KAILUA-KONA — Jim Smallwood was a temporary resident at Kona Community Hospital, and then the night staff realized they had a serious problem on their hands.
A scabies outbreak at KCH now approaching two months in duration can be traced back to Nov. 19. But it was a few nights later that Smallwood realized from his hospital bed that something was up.
“I was in there the night they kind of had the scare and everybody was getting ready,” he recalled. “They were starting to gown up and all that. (Patients) didn’t know what was going on because so much was happening late at night.”
Instead of standard protocol, doctors and nurses started setting up outside hospital rooms, not entering until they were fully clad in gowns and gloves, as well as equipped with special bags to help manage contamination.
“At the same time, the nurses were coming in trying to explain it to you,” Smallwood remembered. “All of the sudden, you’re in isolation going, ‘What the hell did I do?’ So it was kind of a weird feeling at that point.”
But the care provided did not suffer, Smallwood said. In fact, it improved. So much so that Smallwood, who is 66 years old, thinks it was notably better than treatment he received in previous stays at other hospitals.
“Where it was different was the extra personalization they would give you to make you feel more comfortable,” he said. “(At other hospitals), what they’re trying to do is get you in and get you out as soon as possible. What I noticed about here is they wanted to make sure you’re not coming back, so they do everything they can.”
Unfortunately for Smallwood, he wasn’t able to escape scabies during his November stay. But because he got medication almost immediately, he was beyond discomfort inside of a day.
He also wasn’t able to stay out of the facility. The initial infection that required his admittance returned a month later, and he found himself back in a hospital bed on Christmas Day. By that time, conditions at KCH had changed as management restricted nearly all public visitation in an effort to stem the spread of scabies to the public.
“What I wasn’t ready for was I spent five days in there — and just the isolation,” Smallwood said. “The nursing staff, they really never have enough. But they were trying, they’d give you all the care. Then they’d try to get around to your room also to let you know somebody was out there. … They were good about understanding you ain’t talking to anybody but them.”
“There’s no TV because nothing is on television these days, so you’re just kind of sitting there,” he continued. “Nobody can really bring you too much because you can’t have visitors.”
A friend of Smallwood’s made a few Big Mac deliveries to the front desk, which the nurses would then bring to him. It was one of several efforts staff made that left Smallwood with an affinity for KCH employees after being discharged a second time.
A war veteran, Smallwood suffers from post-traumatic stress disorder. Considering the isolated conditions, he said hospital personnel went above and beyond to accommodate the difficulties accompanying his PTSD.
“For me, I have to leave the door open, even at home.
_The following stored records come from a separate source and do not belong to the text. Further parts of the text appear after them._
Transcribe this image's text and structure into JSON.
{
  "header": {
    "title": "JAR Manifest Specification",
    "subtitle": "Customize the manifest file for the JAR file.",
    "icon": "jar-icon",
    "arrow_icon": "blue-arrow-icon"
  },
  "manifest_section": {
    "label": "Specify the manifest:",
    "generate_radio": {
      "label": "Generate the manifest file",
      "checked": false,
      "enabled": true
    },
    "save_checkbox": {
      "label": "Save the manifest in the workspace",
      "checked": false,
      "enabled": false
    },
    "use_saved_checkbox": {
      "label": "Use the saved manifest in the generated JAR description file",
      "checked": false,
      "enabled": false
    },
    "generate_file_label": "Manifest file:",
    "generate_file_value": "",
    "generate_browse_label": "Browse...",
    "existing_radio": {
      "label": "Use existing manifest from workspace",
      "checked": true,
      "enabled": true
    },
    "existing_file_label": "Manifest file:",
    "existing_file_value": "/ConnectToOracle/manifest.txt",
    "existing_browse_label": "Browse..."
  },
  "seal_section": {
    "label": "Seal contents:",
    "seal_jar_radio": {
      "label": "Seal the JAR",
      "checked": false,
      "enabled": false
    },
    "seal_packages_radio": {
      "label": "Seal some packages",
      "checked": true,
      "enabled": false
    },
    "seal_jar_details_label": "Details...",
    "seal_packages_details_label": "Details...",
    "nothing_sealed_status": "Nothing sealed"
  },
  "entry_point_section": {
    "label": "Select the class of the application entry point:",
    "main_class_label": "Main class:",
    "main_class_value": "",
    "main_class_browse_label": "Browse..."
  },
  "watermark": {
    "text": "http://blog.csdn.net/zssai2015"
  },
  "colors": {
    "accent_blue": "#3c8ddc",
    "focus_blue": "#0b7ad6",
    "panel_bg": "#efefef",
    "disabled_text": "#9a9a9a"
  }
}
I can’t shut doors,” he said. “So they were really good about that and also letting me know who was coming in the door, so that was good.”
Despite all the treatment, quarantine efforts and precautions the staff employed during his December hospitalization, Smallwood spent a second consecutive post-holiday period being treated for scabies, contracting it not once but twice in as many stays at KCH.
Staff quickly recognized the issue and applied medication immediately, so the parasite again pestered Smallwood for only a day or so before the discomfort subsided.
He said he wasn’t sure how it happened, as KCH personnel were “very professional” and diligent in their use of gloves and gowns and washing their hands frequently.
Smallwood speculated perhaps it had something to do with sitting in a chair at the hospital. Scabies can be spread in such a fashion if an uninfected person makes contact with bedding, towels or upholstery shortly after the material is used by someone who is contagious.
Regardless, he has no ill will toward KCH. It’s quite the opposite.
“I think they went out of their way with the care. It was excellent,” Smallwood said. “My impression of this hospital is I’d go back anytime before I’d go to the mainland. I was very impressed with what they did up there and tried to do to make you feel more comfortable.”
The hospital has since lifted its visitation restriction but stopped short of giving an all clear to scabies infections. KCH management also has yet to release the total number of staff, patients and visitors who contracted scabies since the outbreak began.
Email Max Dible at firstname.lastname@example.org.
Source: Hawaii Tribune Herald